» **What the exercise asks**
All entries should be copied exactly; the pictures stay out.
Top of Provided data
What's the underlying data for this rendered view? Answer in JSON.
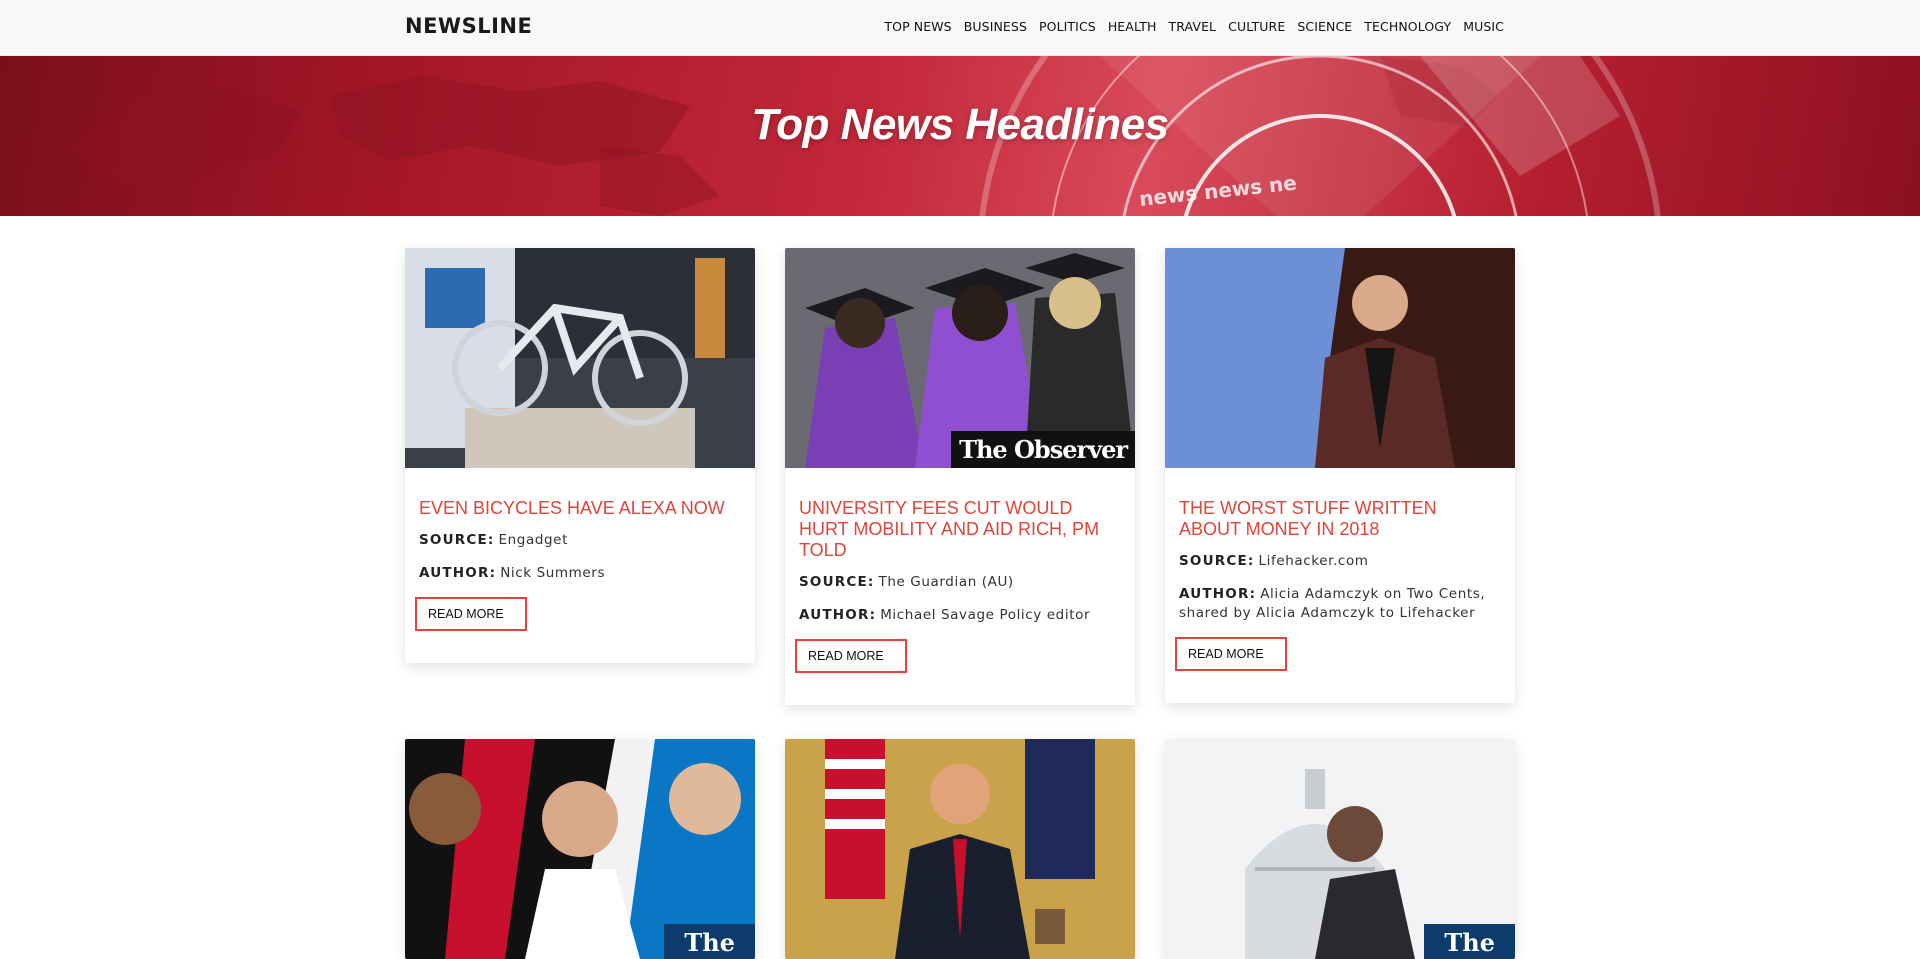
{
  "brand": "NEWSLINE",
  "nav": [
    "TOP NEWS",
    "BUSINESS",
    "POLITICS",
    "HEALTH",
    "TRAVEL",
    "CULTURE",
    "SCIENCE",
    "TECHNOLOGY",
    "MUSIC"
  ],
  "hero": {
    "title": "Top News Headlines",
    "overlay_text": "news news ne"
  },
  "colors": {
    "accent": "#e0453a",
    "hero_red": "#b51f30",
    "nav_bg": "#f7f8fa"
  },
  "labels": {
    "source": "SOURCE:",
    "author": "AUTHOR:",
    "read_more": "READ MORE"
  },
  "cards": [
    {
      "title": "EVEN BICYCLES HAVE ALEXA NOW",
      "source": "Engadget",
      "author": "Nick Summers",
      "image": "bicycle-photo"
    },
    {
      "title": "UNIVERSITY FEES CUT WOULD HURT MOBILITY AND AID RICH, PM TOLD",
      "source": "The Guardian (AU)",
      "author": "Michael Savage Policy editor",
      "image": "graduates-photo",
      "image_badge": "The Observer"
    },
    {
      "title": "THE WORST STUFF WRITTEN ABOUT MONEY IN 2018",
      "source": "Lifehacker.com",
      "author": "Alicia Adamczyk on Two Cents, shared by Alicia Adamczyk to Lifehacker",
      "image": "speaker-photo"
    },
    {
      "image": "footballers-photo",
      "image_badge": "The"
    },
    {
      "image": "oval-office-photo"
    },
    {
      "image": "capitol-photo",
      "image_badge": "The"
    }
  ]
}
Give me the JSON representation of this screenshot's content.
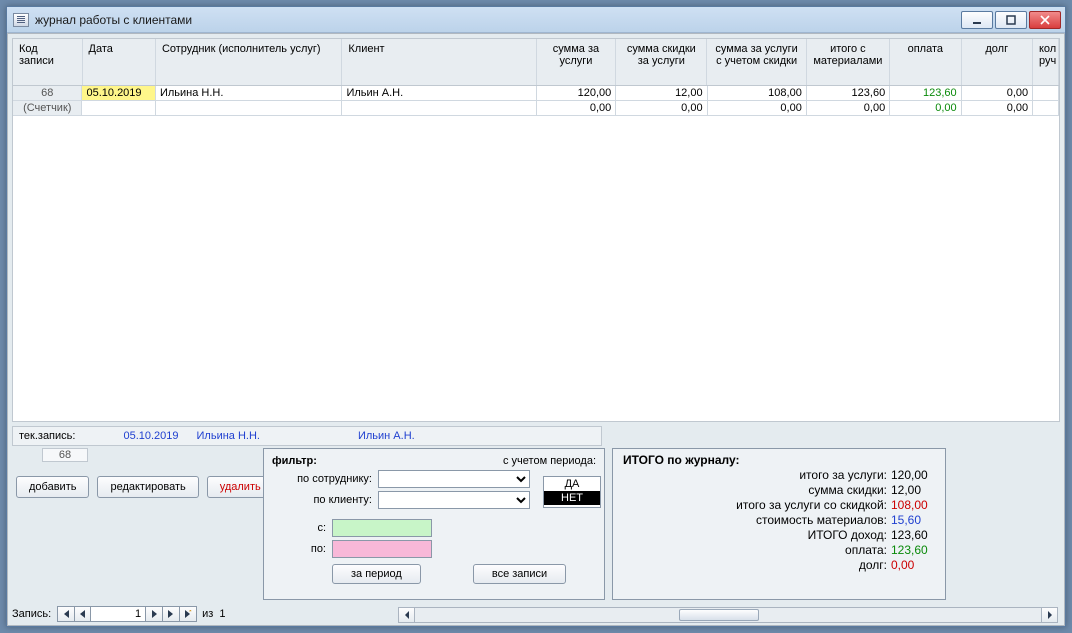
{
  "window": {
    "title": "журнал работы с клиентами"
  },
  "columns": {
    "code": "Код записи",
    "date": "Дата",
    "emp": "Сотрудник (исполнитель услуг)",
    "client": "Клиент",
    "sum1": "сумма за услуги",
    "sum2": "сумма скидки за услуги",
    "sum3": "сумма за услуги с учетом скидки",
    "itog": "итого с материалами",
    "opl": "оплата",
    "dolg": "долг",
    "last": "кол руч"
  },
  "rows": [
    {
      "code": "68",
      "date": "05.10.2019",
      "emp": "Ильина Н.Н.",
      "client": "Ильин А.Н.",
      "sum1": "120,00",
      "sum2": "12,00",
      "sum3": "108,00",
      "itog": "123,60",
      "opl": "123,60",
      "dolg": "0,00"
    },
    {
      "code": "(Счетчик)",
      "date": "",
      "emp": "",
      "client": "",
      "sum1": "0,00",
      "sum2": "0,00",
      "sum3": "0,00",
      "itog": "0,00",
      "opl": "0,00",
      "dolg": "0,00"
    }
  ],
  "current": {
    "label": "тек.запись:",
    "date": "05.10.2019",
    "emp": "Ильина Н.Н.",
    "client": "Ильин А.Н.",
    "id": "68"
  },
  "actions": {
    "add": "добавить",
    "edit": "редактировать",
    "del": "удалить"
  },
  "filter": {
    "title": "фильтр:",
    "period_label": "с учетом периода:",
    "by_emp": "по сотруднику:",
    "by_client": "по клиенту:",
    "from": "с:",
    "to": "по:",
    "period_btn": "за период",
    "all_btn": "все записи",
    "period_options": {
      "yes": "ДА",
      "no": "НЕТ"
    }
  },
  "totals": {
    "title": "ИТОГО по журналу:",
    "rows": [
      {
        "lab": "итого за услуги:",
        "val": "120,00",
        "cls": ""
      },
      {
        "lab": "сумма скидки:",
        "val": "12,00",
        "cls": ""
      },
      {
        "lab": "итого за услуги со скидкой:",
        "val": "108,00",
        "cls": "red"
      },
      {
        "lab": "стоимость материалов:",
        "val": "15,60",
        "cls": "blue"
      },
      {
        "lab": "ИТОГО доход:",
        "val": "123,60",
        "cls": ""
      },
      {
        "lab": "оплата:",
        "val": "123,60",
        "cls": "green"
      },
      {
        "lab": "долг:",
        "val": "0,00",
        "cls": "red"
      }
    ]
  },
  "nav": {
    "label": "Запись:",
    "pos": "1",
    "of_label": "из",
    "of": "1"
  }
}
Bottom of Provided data
» **Problem solution**
What's the underlying data for this rendered view? Answer in JSON.
{
  "brand": "NEWSLINE",
  "nav": [
    "TOP NEWS",
    "BUSINESS",
    "POLITICS",
    "HEALTH",
    "TRAVEL",
    "CULTURE",
    "SCIENCE",
    "TECHNOLOGY",
    "MUSIC"
  ],
  "hero": {
    "title": "Top News Headlines",
    "overlay_text": "news news ne"
  },
  "colors": {
    "accent": "#e0453a",
    "hero_red": "#b51f30",
    "nav_bg": "#f7f8fa"
  },
  "labels": {
    "source": "SOURCE:",
    "author": "AUTHOR:",
    "read_more": "READ MORE"
  },
  "cards": [
    {
      "title": "EVEN BICYCLES HAVE ALEXA NOW",
      "source": "Engadget",
      "author": "Nick Summers",
      "image": "bicycle-photo"
    },
    {
      "title": "UNIVERSITY FEES CUT WOULD HURT MOBILITY AND AID RICH, PM TOLD",
      "source": "The Guardian (AU)",
      "author": "Michael Savage Policy editor",
      "image": "graduates-photo",
      "image_badge": "The Observer"
    },
    {
      "title": "THE WORST STUFF WRITTEN ABOUT MONEY IN 2018",
      "source": "Lifehacker.com",
      "author": "Alicia Adamczyk on Two Cents, shared by Alicia Adamczyk to Lifehacker",
      "image": "speaker-photo"
    },
    {
      "image": "footballers-photo",
      "image_badge": "The"
    },
    {
      "image": "oval-office-photo"
    },
    {
      "image": "capitol-photo",
      "image_badge": "The"
    }
  ]
}
Give me the JSON representation of this screenshot's content.
{
  "window": {
    "title": "журнал работы с клиентами"
  },
  "columns": {
    "code": "Код записи",
    "date": "Дата",
    "emp": "Сотрудник (исполнитель услуг)",
    "client": "Клиент",
    "sum1": "сумма за услуги",
    "sum2": "сумма скидки за услуги",
    "sum3": "сумма за услуги с учетом скидки",
    "itog": "итого с материалами",
    "opl": "оплата",
    "dolg": "долг",
    "last": "кол руч"
  },
  "rows": [
    {
      "code": "68",
      "date": "05.10.2019",
      "emp": "Ильина Н.Н.",
      "client": "Ильин А.Н.",
      "sum1": "120,00",
      "sum2": "12,00",
      "sum3": "108,00",
      "itog": "123,60",
      "opl": "123,60",
      "dolg": "0,00"
    },
    {
      "code": "(Счетчик)",
      "date": "",
      "emp": "",
      "client": "",
      "sum1": "0,00",
      "sum2": "0,00",
      "sum3": "0,00",
      "itog": "0,00",
      "opl": "0,00",
      "dolg": "0,00"
    }
  ],
  "current": {
    "label": "тек.запись:",
    "date": "05.10.2019",
    "emp": "Ильина Н.Н.",
    "client": "Ильин А.Н.",
    "id": "68"
  },
  "actions": {
    "add": "добавить",
    "edit": "редактировать",
    "del": "удалить"
  },
  "filter": {
    "title": "фильтр:",
    "period_label": "с учетом периода:",
    "by_emp": "по сотруднику:",
    "by_client": "по клиенту:",
    "from": "с:",
    "to": "по:",
    "period_btn": "за период",
    "all_btn": "все записи",
    "period_options": {
      "yes": "ДА",
      "no": "НЕТ"
    }
  },
  "totals": {
    "title": "ИТОГО по журналу:",
    "rows": [
      {
        "lab": "итого за услуги:",
        "val": "120,00",
        "cls": ""
      },
      {
        "lab": "сумма скидки:",
        "val": "12,00",
        "cls": ""
      },
      {
        "lab": "итого за услуги со скидкой:",
        "val": "108,00",
        "cls": "red"
      },
      {
        "lab": "стоимость материалов:",
        "val": "15,60",
        "cls": "blue"
      },
      {
        "lab": "ИТОГО доход:",
        "val": "123,60",
        "cls": ""
      },
      {
        "lab": "оплата:",
        "val": "123,60",
        "cls": "green"
      },
      {
        "lab": "долг:",
        "val": "0,00",
        "cls": "red"
      }
    ]
  },
  "nav": {
    "label": "Запись:",
    "pos": "1",
    "of_label": "из",
    "of": "1"
  }
}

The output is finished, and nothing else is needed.